Science' magazine asserts new study’s importance in presidential election
The majority of the United States’ poor aren’t sitting on street corners. They’re employed at low-paying jobs, struggling to support themselves and a family.
In the past, differing definitions of employment and poverty prevented researchers from agreeing on who and how many constitute the “working poor.”
But a new study by sociologists at BYU, Cornell and LSU provides a rigorous new estimate. Their work suggests about 10 percent of working households are poor. Additionally, households led by women, minorities or individuals with low education are more likely to be poor, but employed.
Science magazine says the data from this study is relevant to the upcoming presidential election, as candidates discuss ways to help the working poor move out of poverty. Understanding the size and characteristics of the group makes this goal more realistic.
BYU professor Scott Sanders says the findings dispel the notion that most impoverished Americans don’t work so they can rely on government handouts.
“The toxic idea is if we clump all those people together and treat them as the same people, then we don’t solve the real problem that the majority of people in poverty are working, trying to improve their lives, and we treat them all as deadbeats,” Sanders.
Working poor is the term used to describe individuals or families who hold jobs, but can’t break out of poverty. No standards currently exist for determining exactly who qualifies as working poor, so previous estimates vary widely in their results. This study compared 126 different measures of working poverty using 2013 population data. The authors found the most useful representation is determined when a head of household works at least half time and the household income is below 125 percent of the official poverty line.
“Having a unifying line saying we’re all measuring working poverty the same way is important before we can see how any changes or improvements are made,” Sanders said. “You can’t fix a problem until you know what is the problem.”
The study estimates that between 6.4 and 8 million heads of families classify as working poor, which is actually less than the U.S. Bureau of Labor Statistics’ 2011 estimate of 10.6 million.

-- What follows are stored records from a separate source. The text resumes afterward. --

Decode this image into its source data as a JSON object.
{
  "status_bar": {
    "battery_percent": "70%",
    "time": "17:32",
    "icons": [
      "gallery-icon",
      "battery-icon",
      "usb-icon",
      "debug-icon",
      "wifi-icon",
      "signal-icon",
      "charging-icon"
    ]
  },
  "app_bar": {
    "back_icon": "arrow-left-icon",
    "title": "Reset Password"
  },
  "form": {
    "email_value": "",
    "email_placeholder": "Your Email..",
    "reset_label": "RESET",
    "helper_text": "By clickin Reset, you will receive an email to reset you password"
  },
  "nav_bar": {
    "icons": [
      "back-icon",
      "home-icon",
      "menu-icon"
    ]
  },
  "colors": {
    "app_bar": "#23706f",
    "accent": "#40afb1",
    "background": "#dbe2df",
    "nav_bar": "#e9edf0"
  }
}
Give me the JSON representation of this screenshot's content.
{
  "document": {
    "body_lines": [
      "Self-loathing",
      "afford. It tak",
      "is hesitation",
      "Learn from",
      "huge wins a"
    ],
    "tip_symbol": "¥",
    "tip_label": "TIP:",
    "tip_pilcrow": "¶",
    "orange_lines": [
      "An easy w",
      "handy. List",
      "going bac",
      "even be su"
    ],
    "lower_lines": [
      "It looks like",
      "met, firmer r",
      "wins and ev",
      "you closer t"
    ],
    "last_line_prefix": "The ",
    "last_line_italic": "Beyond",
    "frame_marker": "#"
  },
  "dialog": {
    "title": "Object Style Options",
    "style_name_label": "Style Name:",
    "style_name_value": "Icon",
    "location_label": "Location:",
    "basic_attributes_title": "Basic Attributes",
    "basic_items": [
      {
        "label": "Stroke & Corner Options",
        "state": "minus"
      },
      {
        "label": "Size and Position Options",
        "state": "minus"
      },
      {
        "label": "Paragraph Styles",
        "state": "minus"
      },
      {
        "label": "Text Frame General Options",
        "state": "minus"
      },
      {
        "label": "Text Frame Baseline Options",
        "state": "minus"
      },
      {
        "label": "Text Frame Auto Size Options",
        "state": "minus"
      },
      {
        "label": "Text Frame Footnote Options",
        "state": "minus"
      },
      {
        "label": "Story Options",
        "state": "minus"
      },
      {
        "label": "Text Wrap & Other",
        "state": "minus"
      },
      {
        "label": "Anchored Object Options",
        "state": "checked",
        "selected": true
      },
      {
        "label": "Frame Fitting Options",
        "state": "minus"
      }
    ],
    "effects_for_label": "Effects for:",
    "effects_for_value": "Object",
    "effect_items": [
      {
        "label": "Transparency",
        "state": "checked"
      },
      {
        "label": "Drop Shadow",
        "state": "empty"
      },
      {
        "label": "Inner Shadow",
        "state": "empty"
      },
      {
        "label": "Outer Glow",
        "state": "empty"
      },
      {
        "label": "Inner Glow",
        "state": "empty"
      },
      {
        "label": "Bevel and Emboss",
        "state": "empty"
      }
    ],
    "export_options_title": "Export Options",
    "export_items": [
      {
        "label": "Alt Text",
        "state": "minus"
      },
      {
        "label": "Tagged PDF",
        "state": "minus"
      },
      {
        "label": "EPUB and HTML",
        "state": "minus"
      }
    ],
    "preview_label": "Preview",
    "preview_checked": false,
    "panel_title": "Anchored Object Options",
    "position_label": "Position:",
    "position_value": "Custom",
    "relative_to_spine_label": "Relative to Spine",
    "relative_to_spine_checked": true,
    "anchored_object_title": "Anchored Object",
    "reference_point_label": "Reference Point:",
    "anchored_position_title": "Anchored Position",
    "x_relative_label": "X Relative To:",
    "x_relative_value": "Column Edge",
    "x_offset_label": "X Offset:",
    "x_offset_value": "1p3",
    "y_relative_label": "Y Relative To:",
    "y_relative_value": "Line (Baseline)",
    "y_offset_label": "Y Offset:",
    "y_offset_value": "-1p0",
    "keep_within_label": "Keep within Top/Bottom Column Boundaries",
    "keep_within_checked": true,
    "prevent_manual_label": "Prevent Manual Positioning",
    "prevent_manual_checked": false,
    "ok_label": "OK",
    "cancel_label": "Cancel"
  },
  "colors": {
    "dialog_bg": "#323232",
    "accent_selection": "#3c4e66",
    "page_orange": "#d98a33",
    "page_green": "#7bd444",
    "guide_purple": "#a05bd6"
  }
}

Accurate data on the working poor is timely for current political dialogue. Recent months have seen low-wage workers staging “Fight for $15” rallies to raise the minimum wage nationwide. Whether or not a minimum wage hike would fix the problem is still up for debate, Sanders says. But one thing is for certain, the status quo is not the answer.